*TASK BRIEF*: Would you write the data out once more, exactly as it is?

*** Opening RECORDS SHOWN ***

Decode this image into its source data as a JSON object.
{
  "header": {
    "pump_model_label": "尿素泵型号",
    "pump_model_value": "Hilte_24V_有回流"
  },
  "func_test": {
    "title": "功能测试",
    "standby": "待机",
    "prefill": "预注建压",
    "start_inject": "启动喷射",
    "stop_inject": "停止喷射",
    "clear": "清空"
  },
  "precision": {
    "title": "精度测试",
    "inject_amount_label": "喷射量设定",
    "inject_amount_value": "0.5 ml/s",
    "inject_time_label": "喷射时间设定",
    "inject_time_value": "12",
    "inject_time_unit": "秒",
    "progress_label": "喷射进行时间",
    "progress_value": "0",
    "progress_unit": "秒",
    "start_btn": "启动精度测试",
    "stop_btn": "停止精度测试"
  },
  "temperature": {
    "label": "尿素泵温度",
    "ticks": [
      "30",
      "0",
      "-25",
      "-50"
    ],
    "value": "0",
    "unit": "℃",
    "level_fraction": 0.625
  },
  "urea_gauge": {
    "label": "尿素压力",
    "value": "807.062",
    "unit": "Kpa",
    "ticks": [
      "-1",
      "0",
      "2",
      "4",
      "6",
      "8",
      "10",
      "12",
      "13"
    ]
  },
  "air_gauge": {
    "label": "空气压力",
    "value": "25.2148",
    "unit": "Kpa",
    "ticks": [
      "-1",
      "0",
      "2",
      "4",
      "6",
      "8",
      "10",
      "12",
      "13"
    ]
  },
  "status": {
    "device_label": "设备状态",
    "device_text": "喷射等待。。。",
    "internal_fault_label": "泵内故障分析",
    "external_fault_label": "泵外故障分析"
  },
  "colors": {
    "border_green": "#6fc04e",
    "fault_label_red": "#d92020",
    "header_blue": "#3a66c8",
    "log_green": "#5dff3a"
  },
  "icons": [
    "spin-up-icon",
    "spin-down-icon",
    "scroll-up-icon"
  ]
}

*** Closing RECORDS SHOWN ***

*SOLUTION BELOW*:
Decode this image into its source data as a JSON object.
{
  "header": {
    "pump_model_label": "尿素泵型号",
    "pump_model_value": "Hilte_24V_有回流"
  },
  "func_test": {
    "title": "功能测试",
    "standby": "待机",
    "prefill": "预注建压",
    "start_inject": "启动喷射",
    "stop_inject": "停止喷射",
    "clear": "清空"
  },
  "precision": {
    "title": "精度测试",
    "inject_amount_label": "喷射量设定",
    "inject_amount_value": "0.5 ml/s",
    "inject_time_label": "喷射时间设定",
    "inject_time_value": "12",
    "inject_time_unit": "秒",
    "progress_label": "喷射进行时间",
    "progress_value": "0",
    "progress_unit": "秒",
    "start_btn": "启动精度测试",
    "stop_btn": "停止精度测试"
  },
  "temperature": {
    "label": "尿素泵温度",
    "ticks": [
      "30",
      "0",
      "-25",
      "-50"
    ],
    "value": "0",
    "unit": "℃",
    "level_fraction": 0.625
  },
  "urea_gauge": {
    "label": "尿素压力",
    "value": "807.062",
    "unit": "Kpa",
    "ticks": [
      "-1",
      "0",
      "2",
      "4",
      "6",
      "8",
      "10",
      "12",
      "13"
    ]
  },
  "air_gauge": {
    "label": "空气压力",
    "value": "25.2148",
    "unit": "Kpa",
    "ticks": [
      "-1",
      "0",
      "2",
      "4",
      "6",
      "8",
      "10",
      "12",
      "13"
    ]
  },
  "status": {
    "device_label": "设备状态",
    "device_text": "喷射等待。。。",
    "internal_fault_label": "泵内故障分析",
    "external_fault_label": "泵外故障分析"
  },
  "colors": {
    "border_green": "#6fc04e",
    "fault_label_red": "#d92020",
    "header_blue": "#3a66c8",
    "log_green": "#5dff3a"
  },
  "icons": [
    "spin-up-icon",
    "spin-down-icon",
    "scroll-up-icon"
  ]
}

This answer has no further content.